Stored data
......
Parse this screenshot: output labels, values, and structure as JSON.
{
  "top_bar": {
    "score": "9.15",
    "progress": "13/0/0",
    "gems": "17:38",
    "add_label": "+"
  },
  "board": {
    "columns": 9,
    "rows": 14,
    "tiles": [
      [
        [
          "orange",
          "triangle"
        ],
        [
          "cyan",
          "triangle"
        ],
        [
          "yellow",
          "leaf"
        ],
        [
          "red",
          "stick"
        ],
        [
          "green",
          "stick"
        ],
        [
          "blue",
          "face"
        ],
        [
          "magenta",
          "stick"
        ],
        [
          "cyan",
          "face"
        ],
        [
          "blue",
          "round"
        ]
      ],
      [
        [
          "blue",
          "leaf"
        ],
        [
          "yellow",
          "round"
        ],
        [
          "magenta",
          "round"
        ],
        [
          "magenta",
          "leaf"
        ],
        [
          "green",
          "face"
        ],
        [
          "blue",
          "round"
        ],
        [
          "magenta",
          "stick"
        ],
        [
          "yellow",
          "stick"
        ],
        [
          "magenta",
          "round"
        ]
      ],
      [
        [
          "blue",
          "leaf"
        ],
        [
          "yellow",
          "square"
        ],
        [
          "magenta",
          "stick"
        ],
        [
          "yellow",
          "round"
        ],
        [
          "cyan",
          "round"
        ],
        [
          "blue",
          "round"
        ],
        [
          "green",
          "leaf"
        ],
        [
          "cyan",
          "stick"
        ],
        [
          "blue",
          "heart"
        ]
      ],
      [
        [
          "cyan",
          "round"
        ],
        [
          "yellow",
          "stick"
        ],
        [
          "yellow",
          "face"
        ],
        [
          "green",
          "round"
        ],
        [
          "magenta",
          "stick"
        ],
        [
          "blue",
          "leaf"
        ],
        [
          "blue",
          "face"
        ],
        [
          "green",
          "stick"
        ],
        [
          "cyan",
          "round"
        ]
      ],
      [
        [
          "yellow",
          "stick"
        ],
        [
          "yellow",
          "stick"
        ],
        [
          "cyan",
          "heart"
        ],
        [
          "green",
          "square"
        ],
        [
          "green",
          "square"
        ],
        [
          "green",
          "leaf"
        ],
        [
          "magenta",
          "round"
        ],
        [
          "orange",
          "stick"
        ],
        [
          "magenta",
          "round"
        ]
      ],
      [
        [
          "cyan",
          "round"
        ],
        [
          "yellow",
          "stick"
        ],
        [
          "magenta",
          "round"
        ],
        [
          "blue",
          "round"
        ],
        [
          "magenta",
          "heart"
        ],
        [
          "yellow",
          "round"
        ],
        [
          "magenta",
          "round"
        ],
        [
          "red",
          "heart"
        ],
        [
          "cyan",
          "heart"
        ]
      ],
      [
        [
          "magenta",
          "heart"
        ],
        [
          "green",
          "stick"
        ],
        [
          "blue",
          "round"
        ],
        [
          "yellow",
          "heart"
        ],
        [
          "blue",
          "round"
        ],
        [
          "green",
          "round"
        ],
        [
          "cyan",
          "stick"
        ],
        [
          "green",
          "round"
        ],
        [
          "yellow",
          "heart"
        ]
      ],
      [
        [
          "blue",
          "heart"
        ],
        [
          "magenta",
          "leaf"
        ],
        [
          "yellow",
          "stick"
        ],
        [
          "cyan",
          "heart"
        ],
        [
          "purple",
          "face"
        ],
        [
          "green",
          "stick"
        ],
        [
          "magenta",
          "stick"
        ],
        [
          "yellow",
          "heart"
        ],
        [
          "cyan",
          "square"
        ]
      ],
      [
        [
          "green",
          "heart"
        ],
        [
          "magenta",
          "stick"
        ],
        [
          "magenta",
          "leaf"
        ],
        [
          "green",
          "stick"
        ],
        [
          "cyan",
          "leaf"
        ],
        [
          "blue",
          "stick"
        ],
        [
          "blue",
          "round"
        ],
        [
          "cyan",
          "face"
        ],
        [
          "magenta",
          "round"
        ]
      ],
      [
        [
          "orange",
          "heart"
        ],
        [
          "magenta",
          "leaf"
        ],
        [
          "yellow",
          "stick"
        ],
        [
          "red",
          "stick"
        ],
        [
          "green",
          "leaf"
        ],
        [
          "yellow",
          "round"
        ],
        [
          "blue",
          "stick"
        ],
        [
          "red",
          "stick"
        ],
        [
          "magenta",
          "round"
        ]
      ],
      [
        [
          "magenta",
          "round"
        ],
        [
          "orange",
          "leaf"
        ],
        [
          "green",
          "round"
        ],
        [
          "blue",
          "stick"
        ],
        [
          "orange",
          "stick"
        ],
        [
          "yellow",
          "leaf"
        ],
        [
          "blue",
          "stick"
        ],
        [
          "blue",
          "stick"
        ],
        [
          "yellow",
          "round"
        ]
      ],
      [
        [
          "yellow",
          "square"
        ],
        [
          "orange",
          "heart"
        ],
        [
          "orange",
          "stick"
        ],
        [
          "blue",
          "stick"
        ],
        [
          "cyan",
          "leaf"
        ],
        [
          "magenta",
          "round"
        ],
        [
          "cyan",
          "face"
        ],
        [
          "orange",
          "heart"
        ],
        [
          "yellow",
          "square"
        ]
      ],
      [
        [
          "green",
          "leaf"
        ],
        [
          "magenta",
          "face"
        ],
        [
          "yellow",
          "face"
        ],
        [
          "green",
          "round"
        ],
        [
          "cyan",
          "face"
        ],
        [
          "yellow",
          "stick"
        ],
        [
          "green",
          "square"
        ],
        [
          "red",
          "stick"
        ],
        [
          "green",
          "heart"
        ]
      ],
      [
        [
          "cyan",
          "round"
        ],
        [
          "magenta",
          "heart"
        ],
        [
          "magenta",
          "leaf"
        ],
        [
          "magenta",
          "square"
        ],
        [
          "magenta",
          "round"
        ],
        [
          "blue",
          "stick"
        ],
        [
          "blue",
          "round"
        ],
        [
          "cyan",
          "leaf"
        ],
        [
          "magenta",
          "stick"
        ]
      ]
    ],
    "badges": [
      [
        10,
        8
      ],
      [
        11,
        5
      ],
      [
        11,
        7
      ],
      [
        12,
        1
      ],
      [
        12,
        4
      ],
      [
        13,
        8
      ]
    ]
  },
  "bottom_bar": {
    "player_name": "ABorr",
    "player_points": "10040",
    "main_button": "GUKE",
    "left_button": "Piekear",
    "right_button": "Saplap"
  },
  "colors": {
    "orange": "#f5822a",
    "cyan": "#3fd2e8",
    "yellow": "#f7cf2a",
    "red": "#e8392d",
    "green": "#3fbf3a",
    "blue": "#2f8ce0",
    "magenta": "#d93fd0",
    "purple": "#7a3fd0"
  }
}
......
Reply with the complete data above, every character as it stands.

Parse this screenshot: output labels, values, and structure as JSON.
{
  "top_bar": {
    "score": "9.15",
    "progress": "13/0/0",
    "gems": "17:38",
    "add_label": "+"
  },
  "board": {
    "columns": 9,
    "rows": 14,
    "tiles": [
      [
        [
          "orange",
          "triangle"
        ],
        [
          "cyan",
          "triangle"
        ],
        [
          "yellow",
          "leaf"
        ],
        [
          "red",
          "stick"
        ],
        [
          "green",
          "stick"
        ],
        [
          "blue",
          "face"
        ],
        [
          "magenta",
          "stick"
        ],
        [
          "cyan",
          "face"
        ],
        [
          "blue",
          "round"
        ]
      ],
      [
        [
          "blue",
          "leaf"
        ],
        [
          "yellow",
          "round"
        ],
        [
          "magenta",
          "round"
        ],
        [
          "magenta",
          "leaf"
        ],
        [
          "green",
          "face"
        ],
        [
          "blue",
          "round"
        ],
        [
          "magenta",
          "stick"
        ],
        [
          "yellow",
          "stick"
        ],
        [
          "magenta",
          "round"
        ]
      ],
      [
        [
          "blue",
          "leaf"
        ],
        [
          "yellow",
          "square"
        ],
        [
          "magenta",
          "stick"
        ],
        [
          "yellow",
          "round"
        ],
        [
          "cyan",
          "round"
        ],
        [
          "blue",
          "round"
        ],
        [
          "green",
          "leaf"
        ],
        [
          "cyan",
          "stick"
        ],
        [
          "blue",
          "heart"
        ]
      ],
      [
        [
          "cyan",
          "round"
        ],
        [
          "yellow",
          "stick"
        ],
        [
          "yellow",
          "face"
        ],
        [
          "green",
          "round"
        ],
        [
          "magenta",
          "stick"
        ],
        [
          "blue",
          "leaf"
        ],
        [
          "blue",
          "face"
        ],
        [
          "green",
          "stick"
        ],
        [
          "cyan",
          "round"
        ]
      ],
      [
        [
          "yellow",
          "stick"
        ],
        [
          "yellow",
          "stick"
        ],
        [
          "cyan",
          "heart"
        ],
        [
          "green",
          "square"
        ],
        [
          "green",
          "square"
        ],
        [
          "green",
          "leaf"
        ],
        [
          "magenta",
          "round"
        ],
        [
          "orange",
          "stick"
        ],
        [
          "magenta",
          "round"
        ]
      ],
      [
        [
          "cyan",
          "round"
        ],
        [
          "yellow",
          "stick"
        ],
        [
          "magenta",
          "round"
        ],
        [
          "blue",
          "round"
        ],
        [
          "magenta",
          "heart"
        ],
        [
          "yellow",
          "round"
        ],
        [
          "magenta",
          "round"
        ],
        [
          "red",
          "heart"
        ],
        [
          "cyan",
          "heart"
        ]
      ],
      [
        [
          "magenta",
          "heart"
        ],
        [
          "green",
          "stick"
        ],
        [
          "blue",
          "round"
        ],
        [
          "yellow",
          "heart"
        ],
        [
          "blue",
          "round"
        ],
        [
          "green",
          "round"
        ],
        [
          "cyan",
          "stick"
        ],
        [
          "green",
          "round"
        ],
        [
          "yellow",
          "heart"
        ]
      ],
      [
        [
          "blue",
          "heart"
        ],
        [
          "magenta",
          "leaf"
        ],
        [
          "yellow",
          "stick"
        ],
        [
          "cyan",
          "heart"
        ],
        [
          "purple",
          "face"
        ],
        [
          "green",
          "stick"
        ],
        [
          "magenta",
          "stick"
        ],
        [
          "yellow",
          "heart"
        ],
        [
          "cyan",
          "square"
        ]
      ],
      [
        [
          "green",
          "heart"
        ],
        [
          "magenta",
          "stick"
        ],
        [
          "magenta",
          "leaf"
        ],
        [
          "green",
          "stick"
        ],
        [
          "cyan",
          "leaf"
        ],
        [
          "blue",
          "stick"
        ],
        [
          "blue",
          "round"
        ],
        [
          "cyan",
          "face"
        ],
        [
          "magenta",
          "round"
        ]
      ],
      [
        [
          "orange",
          "heart"
        ],
        [
          "magenta",
          "leaf"
        ],
        [
          "yellow",
          "stick"
        ],
        [
          "red",
          "stick"
        ],
        [
          "green",
          "leaf"
        ],
        [
          "yellow",
          "round"
        ],
        [
          "blue",
          "stick"
        ],
        [
          "red",
          "stick"
        ],
        [
          "magenta",
          "round"
        ]
      ],
      [
        [
          "magenta",
          "round"
        ],
        [
          "orange",
          "leaf"
        ],
        [
          "green",
          "round"
        ],
        [
          "blue",
          "stick"
        ],
        [
          "orange",
          "stick"
        ],
        [
          "yellow",
          "leaf"
        ],
        [
          "blue",
          "stick"
        ],
        [
          "blue",
          "stick"
        ],
        [
          "yellow",
          "round"
        ]
      ],
      [
        [
          "yellow",
          "square"
        ],
        [
          "orange",
          "heart"
        ],
        [
          "orange",
          "stick"
        ],
        [
          "blue",
          "stick"
        ],
        [
          "cyan",
          "leaf"
        ],
        [
          "magenta",
          "round"
        ],
        [
          "cyan",
          "face"
        ],
        [
          "orange",
          "heart"
        ],
        [
          "yellow",
          "square"
        ]
      ],
      [
        [
          "green",
          "leaf"
        ],
        [
          "magenta",
          "face"
        ],
        [
          "yellow",
          "face"
        ],
        [
          "green",
          "round"
        ],
        [
          "cyan",
          "face"
        ],
        [
          "yellow",
          "stick"
        ],
        [
          "green",
          "square"
        ],
        [
          "red",
          "stick"
        ],
        [
          "green",
          "heart"
        ]
      ],
      [
        [
          "cyan",
          "round"
        ],
        [
          "magenta",
          "heart"
        ],
        [
          "magenta",
          "leaf"
        ],
        [
          "magenta",
          "square"
        ],
        [
          "magenta",
          "round"
        ],
        [
          "blue",
          "stick"
        ],
        [
          "blue",
          "round"
        ],
        [
          "cyan",
          "leaf"
        ],
        [
          "magenta",
          "stick"
        ]
      ]
    ],
    "badges": [
      [
        10,
        8
      ],
      [
        11,
        5
      ],
      [
        11,
        7
      ],
      [
        12,
        1
      ],
      [
        12,
        4
      ],
      [
        13,
        8
      ]
    ]
  },
  "bottom_bar": {
    "player_name": "ABorr",
    "player_points": "10040",
    "main_button": "GUKE",
    "left_button": "Piekear",
    "right_button": "Saplap"
  },
  "colors": {
    "orange": "#f5822a",
    "cyan": "#3fd2e8",
    "yellow": "#f7cf2a",
    "red": "#e8392d",
    "green": "#3fbf3a",
    "blue": "#2f8ce0",
    "magenta": "#d93fd0",
    "purple": "#7a3fd0"
  }
}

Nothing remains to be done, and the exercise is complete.